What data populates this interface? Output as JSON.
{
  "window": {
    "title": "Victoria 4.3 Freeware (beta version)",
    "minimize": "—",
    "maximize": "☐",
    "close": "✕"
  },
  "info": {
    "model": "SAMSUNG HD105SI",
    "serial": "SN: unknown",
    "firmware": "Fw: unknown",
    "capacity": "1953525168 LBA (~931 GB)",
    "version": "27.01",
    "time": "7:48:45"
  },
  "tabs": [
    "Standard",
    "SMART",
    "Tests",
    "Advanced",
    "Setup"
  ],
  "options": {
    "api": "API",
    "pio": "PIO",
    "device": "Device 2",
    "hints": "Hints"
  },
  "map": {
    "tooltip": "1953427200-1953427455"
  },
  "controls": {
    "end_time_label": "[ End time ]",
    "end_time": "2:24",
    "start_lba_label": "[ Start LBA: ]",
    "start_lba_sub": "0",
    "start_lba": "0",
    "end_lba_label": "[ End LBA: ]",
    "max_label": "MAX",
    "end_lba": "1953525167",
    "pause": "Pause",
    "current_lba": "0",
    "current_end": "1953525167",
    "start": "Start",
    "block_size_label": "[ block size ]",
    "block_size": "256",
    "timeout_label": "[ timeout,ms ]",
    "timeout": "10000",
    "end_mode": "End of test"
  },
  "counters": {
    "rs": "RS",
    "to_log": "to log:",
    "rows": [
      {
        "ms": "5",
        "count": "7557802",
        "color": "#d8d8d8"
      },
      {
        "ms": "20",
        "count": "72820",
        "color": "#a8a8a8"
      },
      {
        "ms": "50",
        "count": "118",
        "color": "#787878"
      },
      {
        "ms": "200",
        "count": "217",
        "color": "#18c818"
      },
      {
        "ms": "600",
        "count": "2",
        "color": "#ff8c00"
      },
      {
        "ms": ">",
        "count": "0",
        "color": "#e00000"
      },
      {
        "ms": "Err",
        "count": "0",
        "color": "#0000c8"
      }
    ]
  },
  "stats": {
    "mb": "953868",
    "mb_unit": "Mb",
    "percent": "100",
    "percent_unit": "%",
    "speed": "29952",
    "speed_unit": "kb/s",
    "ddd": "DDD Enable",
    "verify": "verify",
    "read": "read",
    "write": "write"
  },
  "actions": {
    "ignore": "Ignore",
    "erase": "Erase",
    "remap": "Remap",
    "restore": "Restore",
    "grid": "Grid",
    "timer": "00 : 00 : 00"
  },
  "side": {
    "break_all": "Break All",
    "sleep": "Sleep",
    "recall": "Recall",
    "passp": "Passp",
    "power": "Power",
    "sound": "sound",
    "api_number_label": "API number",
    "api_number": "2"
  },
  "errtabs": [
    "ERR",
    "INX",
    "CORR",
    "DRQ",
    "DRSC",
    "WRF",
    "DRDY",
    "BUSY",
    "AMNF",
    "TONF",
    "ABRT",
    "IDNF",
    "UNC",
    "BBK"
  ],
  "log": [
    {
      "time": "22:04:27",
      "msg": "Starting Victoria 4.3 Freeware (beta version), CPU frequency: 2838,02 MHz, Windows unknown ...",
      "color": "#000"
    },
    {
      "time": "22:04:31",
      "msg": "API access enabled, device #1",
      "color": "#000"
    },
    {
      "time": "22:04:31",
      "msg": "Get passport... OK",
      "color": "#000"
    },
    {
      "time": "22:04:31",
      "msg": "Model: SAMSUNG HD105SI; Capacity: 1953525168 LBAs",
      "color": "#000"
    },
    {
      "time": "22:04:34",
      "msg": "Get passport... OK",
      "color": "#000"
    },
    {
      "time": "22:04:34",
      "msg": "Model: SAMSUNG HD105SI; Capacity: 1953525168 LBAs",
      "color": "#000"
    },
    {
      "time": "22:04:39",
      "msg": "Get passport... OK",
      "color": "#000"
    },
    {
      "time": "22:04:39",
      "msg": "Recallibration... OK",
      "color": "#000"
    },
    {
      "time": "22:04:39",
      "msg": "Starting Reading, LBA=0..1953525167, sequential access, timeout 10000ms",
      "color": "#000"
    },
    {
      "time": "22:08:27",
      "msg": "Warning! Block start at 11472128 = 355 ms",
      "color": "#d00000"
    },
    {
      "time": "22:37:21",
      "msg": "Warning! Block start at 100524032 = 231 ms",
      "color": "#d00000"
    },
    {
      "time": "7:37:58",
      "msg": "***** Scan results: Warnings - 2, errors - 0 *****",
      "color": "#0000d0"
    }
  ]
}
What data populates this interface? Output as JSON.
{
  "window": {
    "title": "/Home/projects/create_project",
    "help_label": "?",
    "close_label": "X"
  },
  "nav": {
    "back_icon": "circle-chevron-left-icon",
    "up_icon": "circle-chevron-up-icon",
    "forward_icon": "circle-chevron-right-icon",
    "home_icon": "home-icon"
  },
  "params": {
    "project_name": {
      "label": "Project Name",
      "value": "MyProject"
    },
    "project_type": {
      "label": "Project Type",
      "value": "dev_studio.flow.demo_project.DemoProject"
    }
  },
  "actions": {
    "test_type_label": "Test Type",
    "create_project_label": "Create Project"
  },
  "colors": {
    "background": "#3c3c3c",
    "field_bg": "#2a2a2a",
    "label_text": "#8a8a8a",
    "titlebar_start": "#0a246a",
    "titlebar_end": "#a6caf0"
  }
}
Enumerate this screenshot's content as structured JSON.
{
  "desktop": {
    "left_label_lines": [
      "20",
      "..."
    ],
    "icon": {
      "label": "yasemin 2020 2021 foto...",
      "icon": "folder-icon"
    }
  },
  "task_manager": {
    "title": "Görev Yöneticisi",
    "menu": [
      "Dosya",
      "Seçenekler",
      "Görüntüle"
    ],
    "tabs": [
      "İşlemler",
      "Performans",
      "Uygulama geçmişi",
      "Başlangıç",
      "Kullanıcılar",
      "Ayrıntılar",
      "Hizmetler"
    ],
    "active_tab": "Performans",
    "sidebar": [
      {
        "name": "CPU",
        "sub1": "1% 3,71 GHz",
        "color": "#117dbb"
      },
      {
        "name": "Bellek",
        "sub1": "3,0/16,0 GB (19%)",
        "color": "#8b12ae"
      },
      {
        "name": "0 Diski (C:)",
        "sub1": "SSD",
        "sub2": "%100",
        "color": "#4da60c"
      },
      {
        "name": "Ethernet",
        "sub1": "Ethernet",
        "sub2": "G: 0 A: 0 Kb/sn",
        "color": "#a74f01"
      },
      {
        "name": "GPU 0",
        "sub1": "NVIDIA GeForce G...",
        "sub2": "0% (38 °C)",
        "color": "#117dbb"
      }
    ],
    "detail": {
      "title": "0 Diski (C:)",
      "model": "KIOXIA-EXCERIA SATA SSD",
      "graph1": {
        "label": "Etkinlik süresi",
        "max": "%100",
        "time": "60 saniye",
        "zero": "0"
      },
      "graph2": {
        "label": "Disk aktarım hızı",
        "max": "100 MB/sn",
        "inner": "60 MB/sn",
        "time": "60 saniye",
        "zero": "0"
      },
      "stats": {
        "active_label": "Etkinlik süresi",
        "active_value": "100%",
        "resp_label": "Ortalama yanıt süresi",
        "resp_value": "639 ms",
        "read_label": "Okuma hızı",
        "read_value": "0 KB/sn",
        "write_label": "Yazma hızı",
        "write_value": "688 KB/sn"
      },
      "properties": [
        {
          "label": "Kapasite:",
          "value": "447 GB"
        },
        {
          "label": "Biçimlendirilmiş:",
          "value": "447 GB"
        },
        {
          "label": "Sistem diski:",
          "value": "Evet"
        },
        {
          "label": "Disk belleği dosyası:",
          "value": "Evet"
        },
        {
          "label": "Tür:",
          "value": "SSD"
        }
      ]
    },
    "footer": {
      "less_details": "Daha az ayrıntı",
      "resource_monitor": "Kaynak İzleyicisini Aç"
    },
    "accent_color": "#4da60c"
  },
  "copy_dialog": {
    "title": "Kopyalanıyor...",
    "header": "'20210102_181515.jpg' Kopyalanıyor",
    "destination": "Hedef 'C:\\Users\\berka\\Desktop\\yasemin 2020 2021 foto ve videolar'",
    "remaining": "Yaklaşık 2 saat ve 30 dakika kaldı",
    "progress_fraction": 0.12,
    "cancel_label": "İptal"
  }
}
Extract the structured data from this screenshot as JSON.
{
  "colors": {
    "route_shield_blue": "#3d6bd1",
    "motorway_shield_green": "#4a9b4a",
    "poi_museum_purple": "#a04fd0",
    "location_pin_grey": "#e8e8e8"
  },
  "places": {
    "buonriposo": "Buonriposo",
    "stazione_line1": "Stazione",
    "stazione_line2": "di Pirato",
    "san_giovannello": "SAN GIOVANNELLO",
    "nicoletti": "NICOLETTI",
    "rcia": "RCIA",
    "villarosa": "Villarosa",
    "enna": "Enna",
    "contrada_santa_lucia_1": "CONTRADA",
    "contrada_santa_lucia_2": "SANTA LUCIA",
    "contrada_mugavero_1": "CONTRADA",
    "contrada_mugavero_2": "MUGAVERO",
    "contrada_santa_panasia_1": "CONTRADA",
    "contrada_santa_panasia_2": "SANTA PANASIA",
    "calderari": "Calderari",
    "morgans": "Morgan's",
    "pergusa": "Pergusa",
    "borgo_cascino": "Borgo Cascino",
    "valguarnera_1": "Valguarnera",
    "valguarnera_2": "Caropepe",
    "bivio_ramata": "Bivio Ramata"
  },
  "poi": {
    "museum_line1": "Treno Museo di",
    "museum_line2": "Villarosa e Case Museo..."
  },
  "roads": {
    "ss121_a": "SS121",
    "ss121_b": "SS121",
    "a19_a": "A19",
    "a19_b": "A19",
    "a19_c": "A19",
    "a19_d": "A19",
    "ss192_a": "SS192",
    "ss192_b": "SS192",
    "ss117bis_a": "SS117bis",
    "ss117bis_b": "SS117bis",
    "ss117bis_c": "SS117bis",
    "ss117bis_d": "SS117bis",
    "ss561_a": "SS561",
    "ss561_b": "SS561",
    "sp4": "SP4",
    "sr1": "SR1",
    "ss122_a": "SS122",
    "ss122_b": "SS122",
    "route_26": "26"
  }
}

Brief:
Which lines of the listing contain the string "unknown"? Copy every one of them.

Worked solution:
    "serial": "SN: unknown",
    "firmware": "Fw: unknown",
      "msg": "Starting Victoria 4.3 Freeware (beta version), CPU frequency: 2838,02 MHz, Windows unknown ...",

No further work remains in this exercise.